Winter months put further strain on struggling households
As the days and nights grow colder in Western Massachusetts, we are reminded of the thousands of low-income families that will be forced to choose between heat and hunger this winter season. High costs of heat will further strain the budgets of households already struggle to make ends meet, forcing them to turn to food pantries, soup kitchens and other community agencies to access emergency food. It most instances, these community agencies — many of which are experiencing a slump in donations following the holidays — find it increasing difficult to keep up with the high demand in the winter months.
In a recent report produced by Feeding America, it was determined that many families in Western Massachusetts that are struggling with food insecurity are already faced with crucial choices to keep food on the table. 61 percent reported choosing between paying for food and paying for utilities (such as heat and water). 59 percent reported having to make a choice between food and medicine/medical care. In addition, 53 percent reported choosing between paying for food and paying for housing.
When faced with these severe decisions, families are forced to make concessions to feed their families that they wouldn’t typically turn to. 40 percent reported eating food past its expiration date, and another 80 percent reported purchasing inexpensive, unhealthy food (which can lead to several health problems, especially in children, including increased rates of impaired cognitive and brain development, lowered immune response, short stature, and obesity).
That is why The Food Bank is working harder than ever to distribute more nutritious food (including fresh produce, meats and dairy) to our member agencies throughout the four counties of Western Massachusetts.

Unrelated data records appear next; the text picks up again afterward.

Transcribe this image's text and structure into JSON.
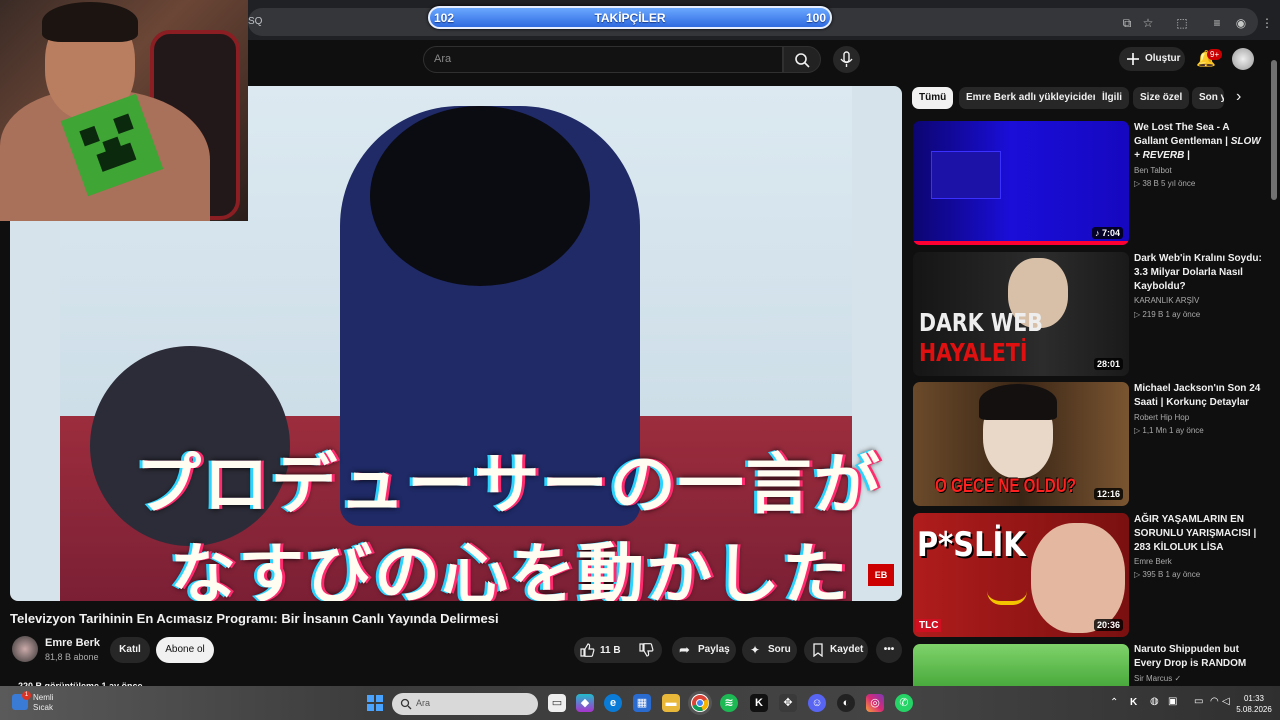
{
  "browser": {
    "url_fragment": "SQ"
  },
  "overlay": {
    "label": "TAKİPÇİLER",
    "left_count": "102",
    "right_count": "100"
  },
  "youtube": {
    "search_placeholder": "Ara",
    "create_label": "Oluştur",
    "notifications_badge": "9+"
  },
  "video": {
    "caption_line1": "プロデューサーの一言が",
    "caption_line2": "なすびの心を動かした",
    "title": "Televizyon Tarihinin En Acımasız Programı: Bir İnsanın Canlı Yayında Delirmesi",
    "channel": "Emre Berk",
    "subscribers": "81,8 B abone",
    "join_label": "Katıl",
    "subscribe_label": "Abone ol",
    "likes": "11 B",
    "share_label": "Paylaş",
    "ask_label": "Soru",
    "save_label": "Kaydet",
    "views_line": "220 B görüntüleme  1 ay önce"
  },
  "chips": [
    "Tümü",
    "Emre Berk adlı yükleyiciden",
    "İlgili",
    "Size özel",
    "Son y"
  ],
  "related": [
    {
      "title_a": "We Lost The Sea - A Gallant Gentleman | ",
      "title_b": "SLOW + REVERB",
      "title_c": " |",
      "channel": "Ben Talbot",
      "meta": "▷ 38 B   5 yıl önce",
      "duration": "♪ 7:04",
      "colors": [
        "#0a06c9",
        "#1b0fe0"
      ]
    },
    {
      "title": "Dark Web'in Kralını Soydu: 3.3 Milyar Dolarla Nasıl Kayboldu?",
      "channel": "KARANLIK ARŞİV",
      "meta": "▷ 219 B   1 ay önce",
      "duration": "28:01",
      "thumb_text_1": "DARK WEB",
      "thumb_text_2": "HAYALETİ",
      "colors": [
        "#1a1a1a",
        "#3a3a3a"
      ]
    },
    {
      "title": "Michael Jackson'ın Son 24 Saati | Korkunç Detaylar",
      "channel": "Robert Hip Hop",
      "meta": "▷ 1,1 Mn   1 ay önce",
      "duration": "12:16",
      "thumb_text_1": "O GECE NE OLDU?",
      "colors": [
        "#5a3a22",
        "#2a1a10"
      ]
    },
    {
      "title": "AĞIR YAŞAMLARIN EN SORUNLU YARIŞMACISI | 283 KİLOLUK LİSA",
      "channel": "Emre Berk",
      "meta": "▷ 395 B   1 ay önce",
      "duration": "20:36",
      "thumb_text_1": "P*SLİK",
      "thumb_text_2": "TLC",
      "colors": [
        "#a01818",
        "#6a0e0e"
      ]
    },
    {
      "title": "Naruto Shippuden but Every Drop is RANDOM",
      "channel": "Sir Marcus ✓",
      "colors": [
        "#6fd05a",
        "#3c9a2e"
      ]
    }
  ],
  "taskbar": {
    "weather_line1": "Nemli",
    "weather_line2": "Sıcak",
    "search_placeholder": "Ara",
    "time": "01:33",
    "date": "5.08.2026"
  }
}
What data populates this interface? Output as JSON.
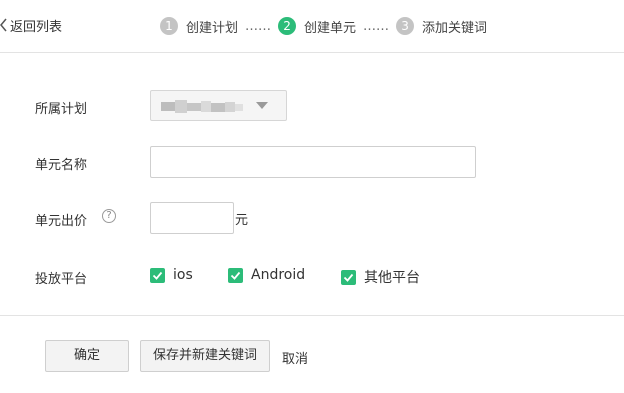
{
  "header": {
    "back_label": "返回列表",
    "steps": [
      {
        "num": "1",
        "label": "创建计划"
      },
      {
        "num": "2",
        "label": "创建单元"
      },
      {
        "num": "3",
        "label": "添加关键词"
      }
    ],
    "separator": "……",
    "active_step": 2,
    "accent_color": "#2cbc79",
    "inactive_color": "#c4c4c4"
  },
  "form": {
    "plan_label": "所属计划",
    "plan_value": "",
    "unit_name_label": "单元名称",
    "unit_name_value": "",
    "bid_label": "单元出价",
    "bid_help_icon": "question-circle-icon",
    "bid_help_glyph": "?",
    "bid_value": "",
    "bid_unit": "元",
    "platform_label": "投放平台",
    "platforms": [
      {
        "label": "ios",
        "checked": true
      },
      {
        "label": "Android",
        "checked": true
      },
      {
        "label": "其他平台",
        "checked": true
      }
    ]
  },
  "actions": {
    "confirm_label": "确定",
    "save_new_label": "保存并新建关键词",
    "cancel_label": "取消"
  }
}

Last year, we distributed nearly 10 million pounds of food, which is the equivalent of 8.3 million meals.
For many people at risk of hunger, SNAP (Supplemental Nutrition Assistance Program) is the first line of defense, and offers nutrition assistance to millions of eligible individuals and families across the country. Our SNAP Outreach team assists food insecure households to apply for the program and gather all of the necessary documentation in order to receive benefits. We are available to answer questions, provide pre-screening and determine eligibility.

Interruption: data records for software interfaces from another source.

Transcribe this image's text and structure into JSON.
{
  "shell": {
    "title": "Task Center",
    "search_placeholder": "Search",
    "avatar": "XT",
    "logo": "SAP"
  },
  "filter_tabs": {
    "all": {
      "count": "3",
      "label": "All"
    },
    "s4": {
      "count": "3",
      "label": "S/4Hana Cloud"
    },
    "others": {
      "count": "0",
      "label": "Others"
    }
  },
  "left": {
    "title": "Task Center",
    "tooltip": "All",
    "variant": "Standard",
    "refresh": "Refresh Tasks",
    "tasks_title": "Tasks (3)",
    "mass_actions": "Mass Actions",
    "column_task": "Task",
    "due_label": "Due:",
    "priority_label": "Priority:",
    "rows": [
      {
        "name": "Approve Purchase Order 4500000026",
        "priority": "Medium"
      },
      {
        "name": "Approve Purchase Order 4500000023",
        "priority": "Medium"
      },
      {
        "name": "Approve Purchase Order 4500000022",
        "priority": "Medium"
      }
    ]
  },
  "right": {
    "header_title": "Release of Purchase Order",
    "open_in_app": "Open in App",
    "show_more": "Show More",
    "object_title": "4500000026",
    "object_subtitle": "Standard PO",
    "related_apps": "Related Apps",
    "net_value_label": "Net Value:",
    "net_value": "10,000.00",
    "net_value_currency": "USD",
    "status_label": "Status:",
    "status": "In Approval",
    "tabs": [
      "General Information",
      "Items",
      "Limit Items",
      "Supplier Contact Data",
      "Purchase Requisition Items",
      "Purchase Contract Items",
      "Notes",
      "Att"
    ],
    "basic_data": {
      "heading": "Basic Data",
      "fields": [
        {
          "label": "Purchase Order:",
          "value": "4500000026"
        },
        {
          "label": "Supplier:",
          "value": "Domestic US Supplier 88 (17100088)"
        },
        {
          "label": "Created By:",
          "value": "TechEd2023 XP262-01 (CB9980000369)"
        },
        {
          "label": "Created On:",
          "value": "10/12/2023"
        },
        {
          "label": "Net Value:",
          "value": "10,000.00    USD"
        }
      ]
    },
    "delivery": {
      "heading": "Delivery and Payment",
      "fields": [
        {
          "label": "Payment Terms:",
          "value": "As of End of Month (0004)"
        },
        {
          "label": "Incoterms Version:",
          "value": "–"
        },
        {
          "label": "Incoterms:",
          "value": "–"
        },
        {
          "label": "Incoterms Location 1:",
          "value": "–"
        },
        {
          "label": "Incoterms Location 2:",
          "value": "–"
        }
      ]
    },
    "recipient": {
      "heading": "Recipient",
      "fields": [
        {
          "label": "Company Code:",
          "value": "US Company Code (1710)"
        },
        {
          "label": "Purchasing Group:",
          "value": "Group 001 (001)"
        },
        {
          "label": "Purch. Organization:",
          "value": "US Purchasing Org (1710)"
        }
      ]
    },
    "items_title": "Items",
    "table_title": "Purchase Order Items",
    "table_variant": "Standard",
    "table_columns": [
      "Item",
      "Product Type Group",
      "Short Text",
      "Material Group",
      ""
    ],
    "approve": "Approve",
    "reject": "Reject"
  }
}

Since 1983, The Food Bank has been delivering free bags of healthy groceries to thousands of low-income seniors through our Brown Bag: Food for Elders program. We provide nutritious groceries that enable elders to make easy meals and eat a balanced diet.
Our Mobile Food Bank program delivers a truck full of fresh and non-perishable groceries from our warehouse directly to a community site for immediate distribution to residents. It reaches the area’s underserved communities that don’t have access to healthy foods.

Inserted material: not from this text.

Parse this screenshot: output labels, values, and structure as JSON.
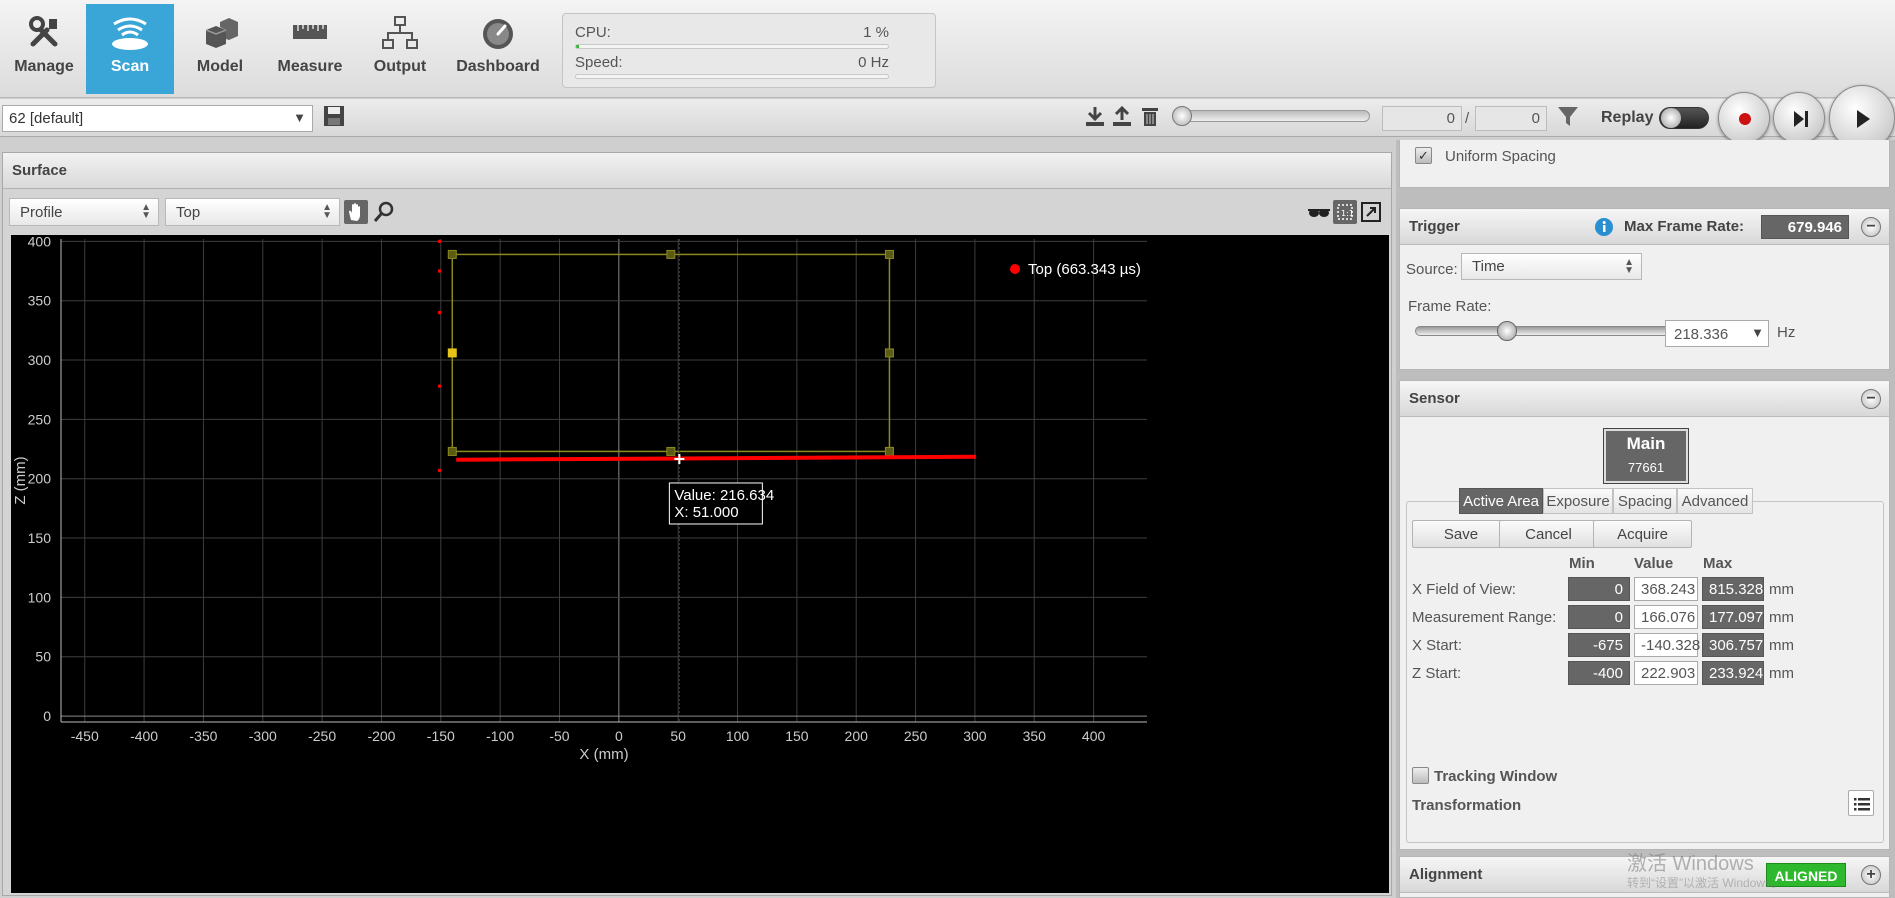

You have an opportunity to take action and support our community. In partnership with Hilltown Families, The Food Bank will be hosting our January Family Volunteer Day on Saturday, January 16 from 9 – 11 a.m. All ages are welcome, as families are invited to help prepare food to be distributed to our neighbors in need across Western Massachusetts. Reservations are required by contacting The Food Bank’s Education Coordinator at 413-247-9738 or sign up here. For more information about this event, as well as other ways you can take action, visit www.foodbankwma.org.
ABOUT THE AUTHOR
Chris Wojcik is the Marketing & Communications Manager at The Food Bank of Western Massachusetts. The Food Bank of Western Massachusetts is committed to feeding our neighbors in need and leading the community to end hunger. Founded in 1982, The Food Bank is the leading provider of emergency food that reaches individuals and families in Berkshire, Franklin, Hampshire and Hampden counties. From their warehouse in Hatfield, they distribute food to their member agencies (which include food pantries, meal sites and shelters) throughout the region. They continue to build a stronger community through a variety of initiatives, including our Mobile Food Bank, SNAP outreach, nutrition education, and our Brown Bag: Food for Elders program.